He showed tonight that he will not be the one to make the change. He never spoke about his own words or deeds, not once. And on a day that his opponents were targeted, he didn't even name them, let alone extend a branch -- two former presidents and their wives, their families, one of them his former election rival.

And then he put it on us, the media, and us alone to be better and less negative. Unbelievable. And the crowd roared.

He is one that calls opponents the enemy, calls a free press the enemy, celebrates violence toward the media, celebrates force as strength, targets the same folks who received the packages, and he knows it. And he likes it. When he's counseled that the presidency demands different behavior from within, he refuses. When he's told that he is factually wrong from without, he doubles down.

More and more he just flat-out lies, even when he's told that he's calling himself something that is ugly and divisive, he doubles down. I am a nationalist. Jingoism, really? Come on. We are better than this. And he's not the only part of the problem, maybe not even the biggest.

Look at the cottage industry on the right that has glommed onto him to forward their pernicious agenda of extreme ideas. They profit off division literally. They twist the truth. They deceive you. They are not journalists. They are jingoists and frauds.

Just hours after the discoveries today, before we knew a damn thing without a shred of proof, they started blaming Democrats.

But there's good news here as well. There is irony in tragedy, even in potential tragedy. The worst often brings out the best in people, and a lot of you today from all over the country reached out to me, and many of you told me, I love Trump, and I don't like how you test him sometimes. But you reached out the same way, saying that you wished me and my brother and all of our colleagues and family well. That meant a lot to me personally, truly. Thank you.

Today I call it a good day, and here's why. No one was hurt. And we had a moment to do something we haven't done. We got to recognize our law enforcement, see that they're at the top of their game. And we got a moment of clarity about the real problem.

And we now know our president is not the solution to it. And that's okay too because we don't have to wait for change to come from the top down. Most major movements of change in this country have been bottom-up -- suffrage, civil rights. Look it up.

Maybe we can't count on POTUS or those in power around him, but you can change what you tolerate, what you vote for, what you watch, what you read, and what you tweet. The power is truly in the people in this country.

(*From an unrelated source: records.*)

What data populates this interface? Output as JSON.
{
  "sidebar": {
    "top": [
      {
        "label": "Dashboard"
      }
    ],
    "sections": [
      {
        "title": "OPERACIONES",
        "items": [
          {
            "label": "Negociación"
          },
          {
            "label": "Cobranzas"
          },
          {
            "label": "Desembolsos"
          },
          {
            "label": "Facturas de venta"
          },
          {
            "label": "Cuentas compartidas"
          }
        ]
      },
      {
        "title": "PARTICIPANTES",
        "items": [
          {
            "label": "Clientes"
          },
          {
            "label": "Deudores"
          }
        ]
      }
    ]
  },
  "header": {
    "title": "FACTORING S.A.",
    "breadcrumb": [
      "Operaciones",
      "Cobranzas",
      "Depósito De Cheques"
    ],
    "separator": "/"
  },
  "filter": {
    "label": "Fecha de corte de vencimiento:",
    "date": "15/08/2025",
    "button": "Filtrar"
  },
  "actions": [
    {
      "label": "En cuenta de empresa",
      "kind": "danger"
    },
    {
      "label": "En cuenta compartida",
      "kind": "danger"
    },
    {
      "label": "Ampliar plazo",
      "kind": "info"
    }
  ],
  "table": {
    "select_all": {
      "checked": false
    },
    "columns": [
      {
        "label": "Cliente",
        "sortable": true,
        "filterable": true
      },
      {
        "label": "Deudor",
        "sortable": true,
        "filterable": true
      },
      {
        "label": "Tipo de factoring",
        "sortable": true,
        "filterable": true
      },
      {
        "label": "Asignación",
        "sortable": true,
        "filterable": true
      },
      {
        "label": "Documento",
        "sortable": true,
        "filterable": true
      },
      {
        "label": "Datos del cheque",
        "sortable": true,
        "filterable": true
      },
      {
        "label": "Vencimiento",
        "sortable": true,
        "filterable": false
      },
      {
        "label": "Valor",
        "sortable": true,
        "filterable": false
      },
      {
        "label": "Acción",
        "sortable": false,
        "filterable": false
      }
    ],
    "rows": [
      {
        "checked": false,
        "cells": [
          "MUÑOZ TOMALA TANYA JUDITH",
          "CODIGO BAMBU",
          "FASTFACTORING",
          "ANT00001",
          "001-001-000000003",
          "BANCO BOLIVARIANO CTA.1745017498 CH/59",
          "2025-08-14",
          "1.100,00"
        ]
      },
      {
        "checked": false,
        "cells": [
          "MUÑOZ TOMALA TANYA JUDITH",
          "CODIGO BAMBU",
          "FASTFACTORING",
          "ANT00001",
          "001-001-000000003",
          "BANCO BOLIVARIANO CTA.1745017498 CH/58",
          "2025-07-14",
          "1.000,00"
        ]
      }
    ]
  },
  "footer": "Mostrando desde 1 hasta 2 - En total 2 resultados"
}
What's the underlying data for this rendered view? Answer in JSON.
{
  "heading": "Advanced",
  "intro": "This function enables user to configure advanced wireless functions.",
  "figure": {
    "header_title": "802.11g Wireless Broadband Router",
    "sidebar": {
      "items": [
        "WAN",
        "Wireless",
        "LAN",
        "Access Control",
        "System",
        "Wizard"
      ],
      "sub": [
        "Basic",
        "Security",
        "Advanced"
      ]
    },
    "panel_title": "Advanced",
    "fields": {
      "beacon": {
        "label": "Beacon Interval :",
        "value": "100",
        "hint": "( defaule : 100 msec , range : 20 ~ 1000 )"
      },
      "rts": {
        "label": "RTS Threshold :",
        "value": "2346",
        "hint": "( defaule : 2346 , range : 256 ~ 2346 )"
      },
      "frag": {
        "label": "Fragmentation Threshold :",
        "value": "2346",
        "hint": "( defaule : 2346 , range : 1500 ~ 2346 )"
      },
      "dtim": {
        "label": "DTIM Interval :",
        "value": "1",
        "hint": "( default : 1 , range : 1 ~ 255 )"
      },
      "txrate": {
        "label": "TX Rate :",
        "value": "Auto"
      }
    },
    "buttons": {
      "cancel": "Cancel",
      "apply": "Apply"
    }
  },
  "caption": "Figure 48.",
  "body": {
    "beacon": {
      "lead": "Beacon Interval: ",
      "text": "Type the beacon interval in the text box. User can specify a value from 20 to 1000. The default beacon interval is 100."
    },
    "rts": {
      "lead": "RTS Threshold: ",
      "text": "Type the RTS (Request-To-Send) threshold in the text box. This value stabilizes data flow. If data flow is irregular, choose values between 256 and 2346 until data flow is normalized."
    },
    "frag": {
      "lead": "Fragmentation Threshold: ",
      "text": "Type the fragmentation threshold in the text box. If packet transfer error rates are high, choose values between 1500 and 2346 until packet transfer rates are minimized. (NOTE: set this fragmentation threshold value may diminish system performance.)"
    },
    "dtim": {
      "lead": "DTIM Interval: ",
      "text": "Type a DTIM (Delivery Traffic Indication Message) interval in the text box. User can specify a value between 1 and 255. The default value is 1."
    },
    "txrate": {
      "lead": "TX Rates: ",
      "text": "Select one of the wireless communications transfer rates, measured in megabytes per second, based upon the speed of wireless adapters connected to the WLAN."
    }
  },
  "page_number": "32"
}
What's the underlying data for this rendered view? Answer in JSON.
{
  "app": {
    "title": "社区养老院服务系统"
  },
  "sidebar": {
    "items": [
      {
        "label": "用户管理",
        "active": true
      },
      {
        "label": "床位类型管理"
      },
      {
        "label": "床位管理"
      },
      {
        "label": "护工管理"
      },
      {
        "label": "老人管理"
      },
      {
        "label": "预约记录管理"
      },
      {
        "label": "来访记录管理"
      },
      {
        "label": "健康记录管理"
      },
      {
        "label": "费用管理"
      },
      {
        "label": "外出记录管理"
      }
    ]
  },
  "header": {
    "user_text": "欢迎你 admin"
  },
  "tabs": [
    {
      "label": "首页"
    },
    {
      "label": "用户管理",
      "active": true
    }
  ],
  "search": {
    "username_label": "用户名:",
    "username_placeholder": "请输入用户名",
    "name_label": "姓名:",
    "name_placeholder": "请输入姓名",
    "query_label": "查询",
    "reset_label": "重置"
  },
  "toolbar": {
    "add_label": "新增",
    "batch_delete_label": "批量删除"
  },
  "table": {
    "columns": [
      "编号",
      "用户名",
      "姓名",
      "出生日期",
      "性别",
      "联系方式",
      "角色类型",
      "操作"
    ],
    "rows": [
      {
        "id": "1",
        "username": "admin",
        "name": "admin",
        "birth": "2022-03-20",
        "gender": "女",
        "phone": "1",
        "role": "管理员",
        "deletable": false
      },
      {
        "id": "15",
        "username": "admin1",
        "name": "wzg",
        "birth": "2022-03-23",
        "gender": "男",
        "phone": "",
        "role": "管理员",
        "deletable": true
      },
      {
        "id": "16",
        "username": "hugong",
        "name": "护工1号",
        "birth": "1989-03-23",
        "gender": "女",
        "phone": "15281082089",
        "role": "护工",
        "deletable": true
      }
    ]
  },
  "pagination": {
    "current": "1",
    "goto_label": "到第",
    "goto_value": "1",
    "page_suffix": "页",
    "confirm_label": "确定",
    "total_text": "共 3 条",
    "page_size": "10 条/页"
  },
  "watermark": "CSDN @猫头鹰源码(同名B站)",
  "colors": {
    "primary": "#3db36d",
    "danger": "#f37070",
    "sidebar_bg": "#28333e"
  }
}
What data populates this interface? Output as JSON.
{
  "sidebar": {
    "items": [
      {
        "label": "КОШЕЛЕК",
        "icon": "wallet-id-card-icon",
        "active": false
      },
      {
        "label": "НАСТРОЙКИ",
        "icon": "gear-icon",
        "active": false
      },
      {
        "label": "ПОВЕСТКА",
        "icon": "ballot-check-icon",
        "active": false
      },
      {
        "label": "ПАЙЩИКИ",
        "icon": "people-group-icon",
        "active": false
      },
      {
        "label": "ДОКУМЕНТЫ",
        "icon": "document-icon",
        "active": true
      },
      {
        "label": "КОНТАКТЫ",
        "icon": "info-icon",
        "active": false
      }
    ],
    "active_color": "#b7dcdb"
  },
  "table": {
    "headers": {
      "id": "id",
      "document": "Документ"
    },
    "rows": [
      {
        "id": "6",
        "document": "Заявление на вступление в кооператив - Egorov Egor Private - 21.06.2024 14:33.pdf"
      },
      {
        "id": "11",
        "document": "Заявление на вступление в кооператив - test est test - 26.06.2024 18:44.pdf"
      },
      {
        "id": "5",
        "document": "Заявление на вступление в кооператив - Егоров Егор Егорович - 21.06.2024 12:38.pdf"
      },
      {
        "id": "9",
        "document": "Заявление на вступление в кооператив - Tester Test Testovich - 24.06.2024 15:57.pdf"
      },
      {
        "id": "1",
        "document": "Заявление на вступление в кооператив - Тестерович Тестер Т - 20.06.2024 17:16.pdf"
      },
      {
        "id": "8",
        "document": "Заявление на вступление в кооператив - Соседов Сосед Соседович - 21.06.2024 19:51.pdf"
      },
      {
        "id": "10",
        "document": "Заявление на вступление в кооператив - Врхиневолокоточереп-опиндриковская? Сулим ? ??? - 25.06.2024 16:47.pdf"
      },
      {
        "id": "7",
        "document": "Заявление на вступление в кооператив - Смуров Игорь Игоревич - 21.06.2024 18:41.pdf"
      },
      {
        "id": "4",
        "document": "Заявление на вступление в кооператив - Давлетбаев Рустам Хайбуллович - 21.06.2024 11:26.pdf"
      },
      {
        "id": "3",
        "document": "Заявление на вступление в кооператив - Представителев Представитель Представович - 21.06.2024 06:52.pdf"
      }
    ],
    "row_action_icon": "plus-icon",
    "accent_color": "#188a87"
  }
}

You control what rates, what resonates, and what is rewarded in politics.

Nelson Mandela wished for people that your choices reflect your hopes, not your fears. We now have a chance in the face of the worst of us to show what we can be at our best, and I hope we take that chance.

I want to bring in my man, D. Lemon, to continue the coverage. It's good to see you. Little chilly. Sorry about the cold hand.

DON LEMON, CNN HOST: I'm pissed. You're more diplomatic than I am, I'm pissed. You know why I'm pissed? And I hate that word, but that's how I feel today.

I could have been mourning you. You could have been mourning me.

CUOMO: God forbid.

LEMON: God forbid, we could have lost our colleagues.

And this person who calls himself the president of the United States does not have the testicular fortitude to own his part in all of this. And I'm so sick and tired of people coming on television and equating a First Amendment right of protest to a potential act of terrorism. They are not equivalent, and we shouldn't let them get away with it because it's not the same thing. Fine, someone walks by. We're doing a live shot and they want to yell

at us, that's their business. They do it. You keep moving. No harm, no foul.

I'm in a restaurant, someone doesn't like me, Don Lemon, fake news, you can call me whatever you want. No harm, no foul.

But someone delivering a bomb to your place of business that can potentially kill you and your co-workers, that's a horse of another color. And the two should not be equated. And I'm glad that you said that about they're not journalists because what they're doing is they're doing the bidding for this president who cannot own his own terrible, awful, damaging rhetoric.